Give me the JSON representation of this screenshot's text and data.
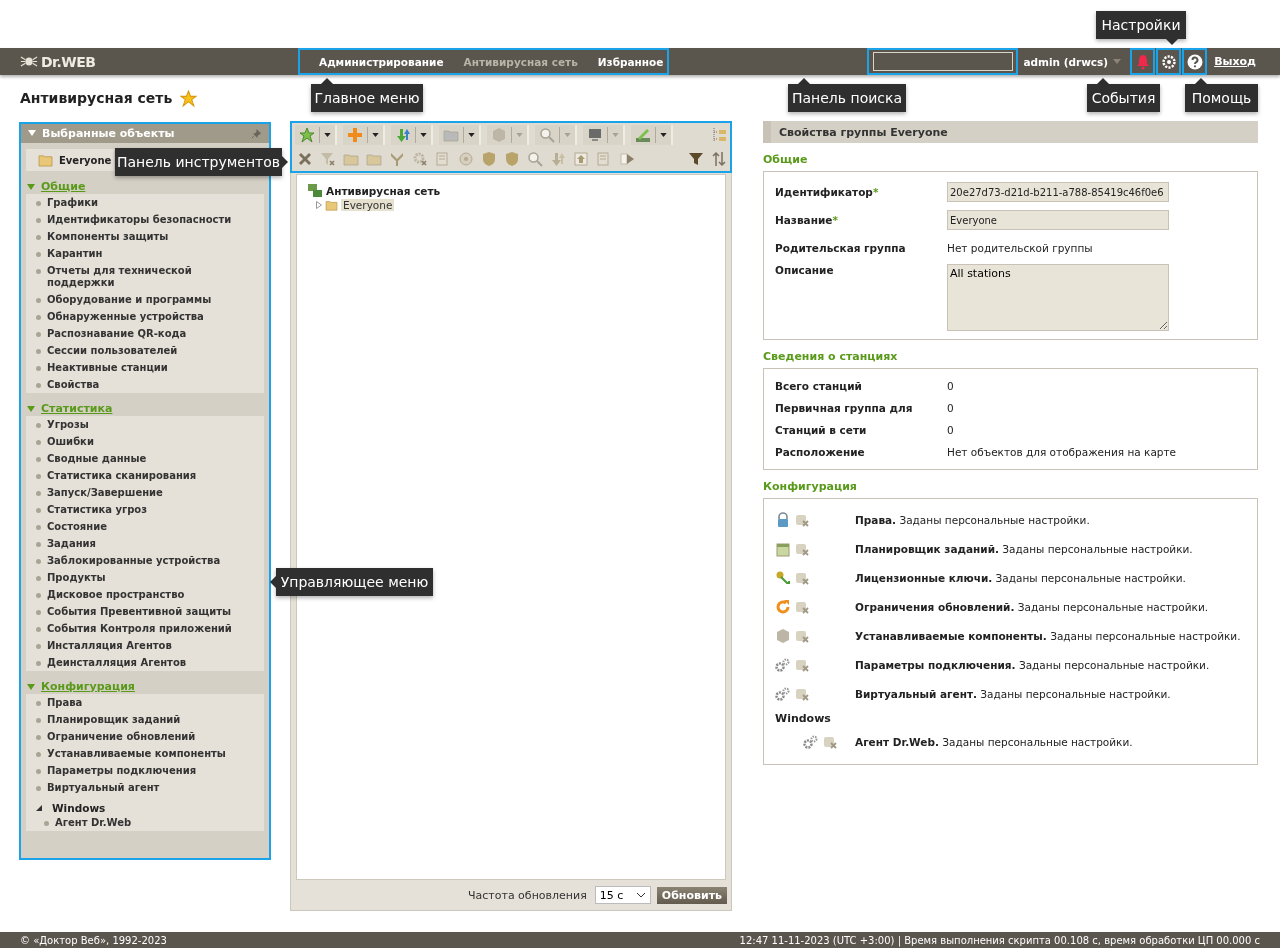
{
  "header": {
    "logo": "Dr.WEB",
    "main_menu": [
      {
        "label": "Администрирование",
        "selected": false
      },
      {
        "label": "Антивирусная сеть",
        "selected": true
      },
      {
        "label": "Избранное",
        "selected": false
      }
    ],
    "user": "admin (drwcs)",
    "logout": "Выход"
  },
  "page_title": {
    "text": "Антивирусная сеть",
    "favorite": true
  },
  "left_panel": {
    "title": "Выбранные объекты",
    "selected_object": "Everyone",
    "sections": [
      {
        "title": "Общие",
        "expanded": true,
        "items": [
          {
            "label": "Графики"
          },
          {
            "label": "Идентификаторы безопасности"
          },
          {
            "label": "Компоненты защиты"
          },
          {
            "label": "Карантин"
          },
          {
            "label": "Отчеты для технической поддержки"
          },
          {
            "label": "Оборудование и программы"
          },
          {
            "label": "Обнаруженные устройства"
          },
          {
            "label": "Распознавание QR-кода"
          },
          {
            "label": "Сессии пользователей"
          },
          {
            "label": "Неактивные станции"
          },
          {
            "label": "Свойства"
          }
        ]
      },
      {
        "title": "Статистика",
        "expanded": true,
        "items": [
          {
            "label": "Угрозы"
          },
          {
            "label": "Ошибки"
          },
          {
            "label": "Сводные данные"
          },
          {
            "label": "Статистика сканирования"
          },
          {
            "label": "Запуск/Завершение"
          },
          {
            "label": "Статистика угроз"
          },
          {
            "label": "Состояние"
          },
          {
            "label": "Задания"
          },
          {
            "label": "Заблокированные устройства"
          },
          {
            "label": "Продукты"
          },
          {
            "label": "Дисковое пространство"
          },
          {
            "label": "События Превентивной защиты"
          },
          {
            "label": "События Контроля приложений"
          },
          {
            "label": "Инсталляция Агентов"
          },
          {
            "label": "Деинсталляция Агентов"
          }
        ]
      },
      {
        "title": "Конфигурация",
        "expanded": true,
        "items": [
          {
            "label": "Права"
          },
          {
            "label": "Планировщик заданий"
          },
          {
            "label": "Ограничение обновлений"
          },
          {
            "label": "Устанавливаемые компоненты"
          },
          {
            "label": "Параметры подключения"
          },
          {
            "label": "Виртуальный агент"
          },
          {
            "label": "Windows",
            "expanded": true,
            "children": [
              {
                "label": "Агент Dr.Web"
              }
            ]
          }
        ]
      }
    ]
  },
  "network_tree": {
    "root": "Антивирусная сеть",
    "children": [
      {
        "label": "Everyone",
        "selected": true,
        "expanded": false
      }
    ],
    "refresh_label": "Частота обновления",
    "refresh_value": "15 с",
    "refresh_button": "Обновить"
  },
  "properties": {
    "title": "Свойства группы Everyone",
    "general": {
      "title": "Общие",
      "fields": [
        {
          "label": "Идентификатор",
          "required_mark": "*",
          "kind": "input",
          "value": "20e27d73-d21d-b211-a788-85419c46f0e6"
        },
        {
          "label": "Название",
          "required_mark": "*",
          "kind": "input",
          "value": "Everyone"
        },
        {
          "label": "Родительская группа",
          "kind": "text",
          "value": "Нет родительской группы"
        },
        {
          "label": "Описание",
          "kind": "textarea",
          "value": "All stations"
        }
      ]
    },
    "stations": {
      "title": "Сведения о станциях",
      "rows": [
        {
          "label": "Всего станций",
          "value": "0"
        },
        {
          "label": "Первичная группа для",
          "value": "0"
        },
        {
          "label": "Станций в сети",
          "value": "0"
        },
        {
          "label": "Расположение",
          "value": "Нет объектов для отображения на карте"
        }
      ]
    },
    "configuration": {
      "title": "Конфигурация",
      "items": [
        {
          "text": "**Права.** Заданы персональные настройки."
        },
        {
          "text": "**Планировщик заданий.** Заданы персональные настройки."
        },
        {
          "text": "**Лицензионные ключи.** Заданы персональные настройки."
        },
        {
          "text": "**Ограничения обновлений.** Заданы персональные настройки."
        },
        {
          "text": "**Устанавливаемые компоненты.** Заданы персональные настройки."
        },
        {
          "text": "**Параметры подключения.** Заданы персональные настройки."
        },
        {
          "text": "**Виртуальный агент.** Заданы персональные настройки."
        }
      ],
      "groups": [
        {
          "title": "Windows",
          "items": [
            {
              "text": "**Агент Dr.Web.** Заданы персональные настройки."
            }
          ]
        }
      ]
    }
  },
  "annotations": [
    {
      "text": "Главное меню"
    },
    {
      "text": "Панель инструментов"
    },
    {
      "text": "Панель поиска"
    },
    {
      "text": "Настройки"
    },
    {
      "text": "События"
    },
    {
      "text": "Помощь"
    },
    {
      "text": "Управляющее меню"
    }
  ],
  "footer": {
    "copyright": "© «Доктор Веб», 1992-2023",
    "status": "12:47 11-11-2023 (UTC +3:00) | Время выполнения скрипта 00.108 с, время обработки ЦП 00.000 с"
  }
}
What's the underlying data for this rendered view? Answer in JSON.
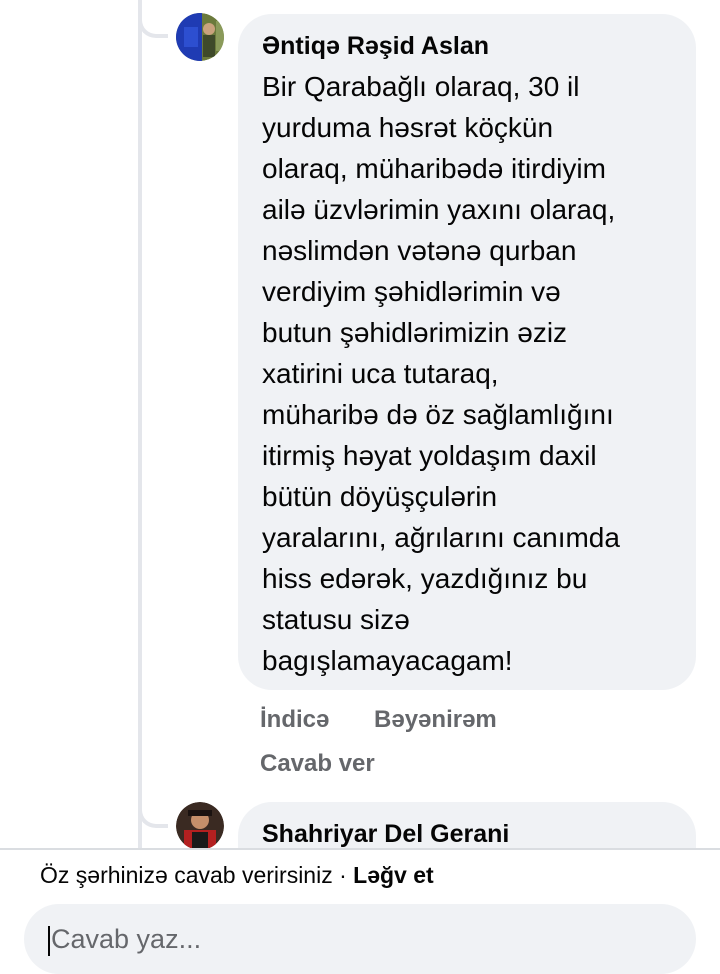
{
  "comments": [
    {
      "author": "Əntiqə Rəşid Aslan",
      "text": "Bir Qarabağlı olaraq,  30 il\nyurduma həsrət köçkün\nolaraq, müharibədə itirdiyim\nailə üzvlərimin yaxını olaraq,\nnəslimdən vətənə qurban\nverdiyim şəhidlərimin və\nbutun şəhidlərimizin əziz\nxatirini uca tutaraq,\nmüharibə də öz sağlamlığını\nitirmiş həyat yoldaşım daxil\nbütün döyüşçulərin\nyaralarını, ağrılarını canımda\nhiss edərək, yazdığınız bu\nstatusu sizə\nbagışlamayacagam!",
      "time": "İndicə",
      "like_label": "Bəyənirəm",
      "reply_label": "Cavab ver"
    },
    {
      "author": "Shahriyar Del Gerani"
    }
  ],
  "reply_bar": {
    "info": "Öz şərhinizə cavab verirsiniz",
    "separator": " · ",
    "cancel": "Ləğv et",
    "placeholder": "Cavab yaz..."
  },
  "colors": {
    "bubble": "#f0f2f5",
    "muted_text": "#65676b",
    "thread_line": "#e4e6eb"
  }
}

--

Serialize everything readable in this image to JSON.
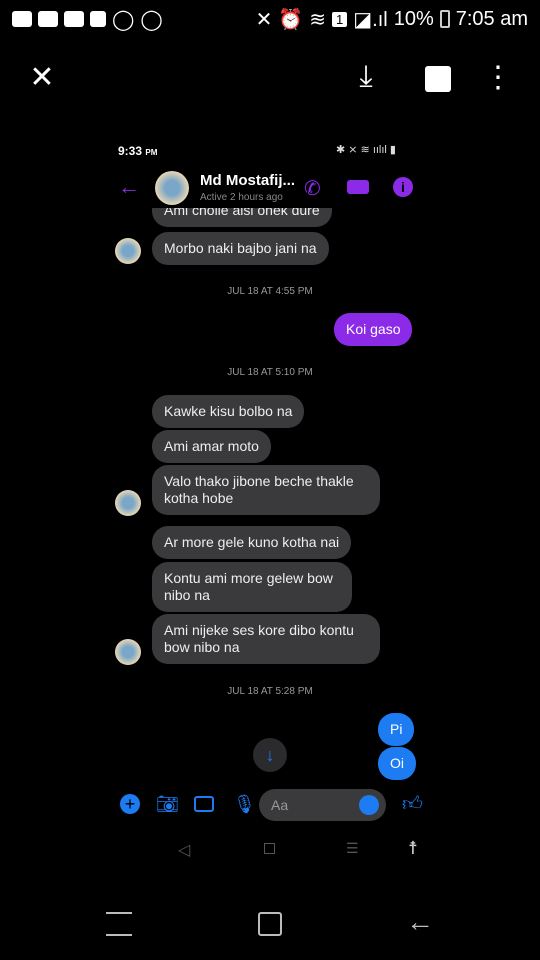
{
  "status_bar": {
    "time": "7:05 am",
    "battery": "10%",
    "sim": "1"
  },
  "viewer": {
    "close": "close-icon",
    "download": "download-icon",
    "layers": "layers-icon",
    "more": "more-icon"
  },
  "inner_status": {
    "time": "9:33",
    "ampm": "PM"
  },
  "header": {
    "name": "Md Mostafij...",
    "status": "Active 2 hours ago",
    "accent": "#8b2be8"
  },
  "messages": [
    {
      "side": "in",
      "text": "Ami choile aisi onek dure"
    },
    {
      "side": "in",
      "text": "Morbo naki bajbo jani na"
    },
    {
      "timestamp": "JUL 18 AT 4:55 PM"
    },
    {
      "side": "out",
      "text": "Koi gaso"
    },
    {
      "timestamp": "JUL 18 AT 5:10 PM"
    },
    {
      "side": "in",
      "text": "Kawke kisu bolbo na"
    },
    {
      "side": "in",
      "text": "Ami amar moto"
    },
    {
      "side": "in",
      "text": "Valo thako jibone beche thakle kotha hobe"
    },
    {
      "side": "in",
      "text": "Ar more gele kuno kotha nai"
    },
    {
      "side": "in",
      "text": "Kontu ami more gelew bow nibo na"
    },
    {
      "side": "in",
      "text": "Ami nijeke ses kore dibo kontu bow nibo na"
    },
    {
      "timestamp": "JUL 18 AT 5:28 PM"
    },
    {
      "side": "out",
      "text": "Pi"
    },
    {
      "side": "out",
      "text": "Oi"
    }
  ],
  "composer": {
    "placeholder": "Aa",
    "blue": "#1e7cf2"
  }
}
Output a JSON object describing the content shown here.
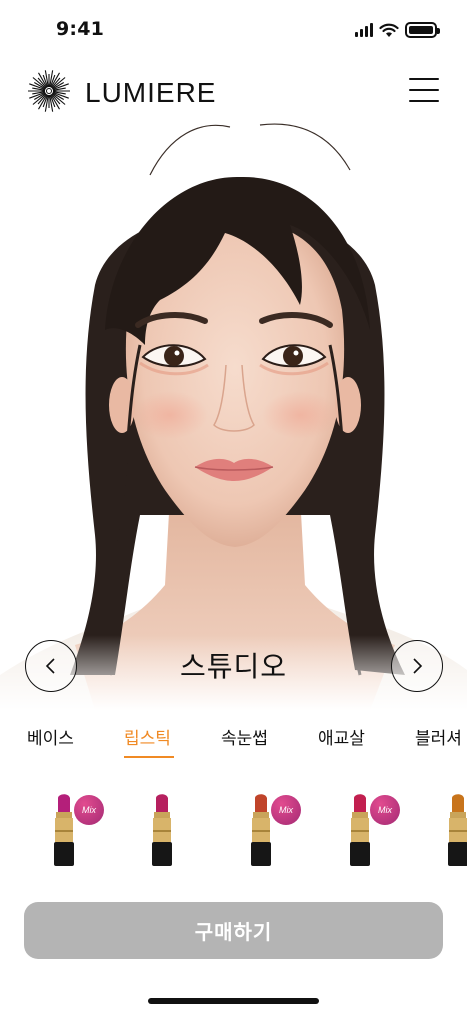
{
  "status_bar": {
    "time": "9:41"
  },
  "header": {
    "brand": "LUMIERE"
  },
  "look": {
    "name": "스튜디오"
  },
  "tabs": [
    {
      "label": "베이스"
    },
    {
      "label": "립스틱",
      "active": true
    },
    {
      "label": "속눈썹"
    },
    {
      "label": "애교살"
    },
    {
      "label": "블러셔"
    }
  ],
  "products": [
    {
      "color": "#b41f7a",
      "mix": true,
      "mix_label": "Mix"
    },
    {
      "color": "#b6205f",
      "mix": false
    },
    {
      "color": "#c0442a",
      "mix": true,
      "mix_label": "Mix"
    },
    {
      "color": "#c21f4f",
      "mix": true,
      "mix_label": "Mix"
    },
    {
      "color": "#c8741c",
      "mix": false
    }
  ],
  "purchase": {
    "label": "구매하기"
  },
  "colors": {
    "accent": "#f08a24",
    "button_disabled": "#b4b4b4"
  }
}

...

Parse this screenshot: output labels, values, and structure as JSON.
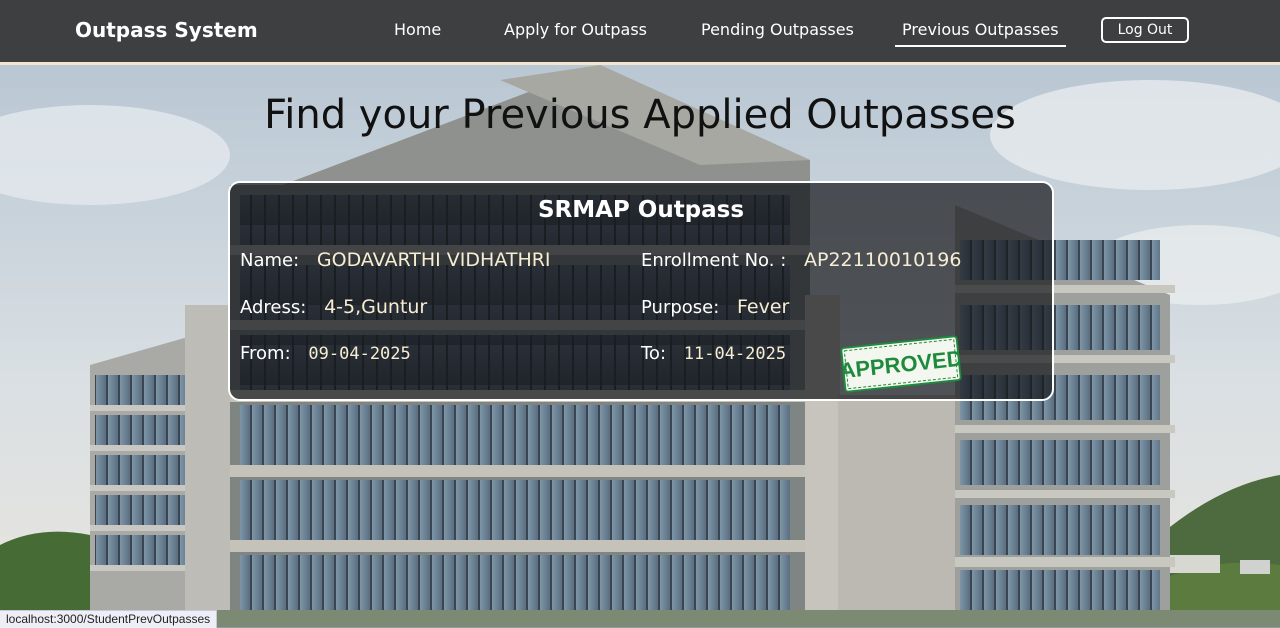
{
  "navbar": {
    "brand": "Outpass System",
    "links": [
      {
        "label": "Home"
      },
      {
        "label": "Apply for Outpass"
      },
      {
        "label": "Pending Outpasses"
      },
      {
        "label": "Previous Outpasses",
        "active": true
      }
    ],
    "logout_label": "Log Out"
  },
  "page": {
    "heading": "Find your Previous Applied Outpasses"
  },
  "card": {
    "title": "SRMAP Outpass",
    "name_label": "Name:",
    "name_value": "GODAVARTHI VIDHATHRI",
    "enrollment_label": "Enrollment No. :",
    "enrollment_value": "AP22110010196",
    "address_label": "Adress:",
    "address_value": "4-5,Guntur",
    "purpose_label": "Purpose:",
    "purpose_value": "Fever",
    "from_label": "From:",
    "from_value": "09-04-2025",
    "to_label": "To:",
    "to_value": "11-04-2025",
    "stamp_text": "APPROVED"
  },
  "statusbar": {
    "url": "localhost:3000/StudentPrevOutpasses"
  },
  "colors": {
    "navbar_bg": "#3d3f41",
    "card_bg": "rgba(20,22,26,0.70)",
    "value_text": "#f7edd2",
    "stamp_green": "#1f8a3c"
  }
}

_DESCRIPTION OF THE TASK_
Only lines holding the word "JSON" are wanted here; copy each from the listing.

_RESULT OF THE EXERCISE_
Give me the JSON representation of this screenshot's text and data.
What's the underlying data for this rendered view? Answer in JSON.
Serialize everything readable in this image to JSON.
Output a JSON object describing the content shown here.
Parse this screenshot: output labels, values, and structure as JSON.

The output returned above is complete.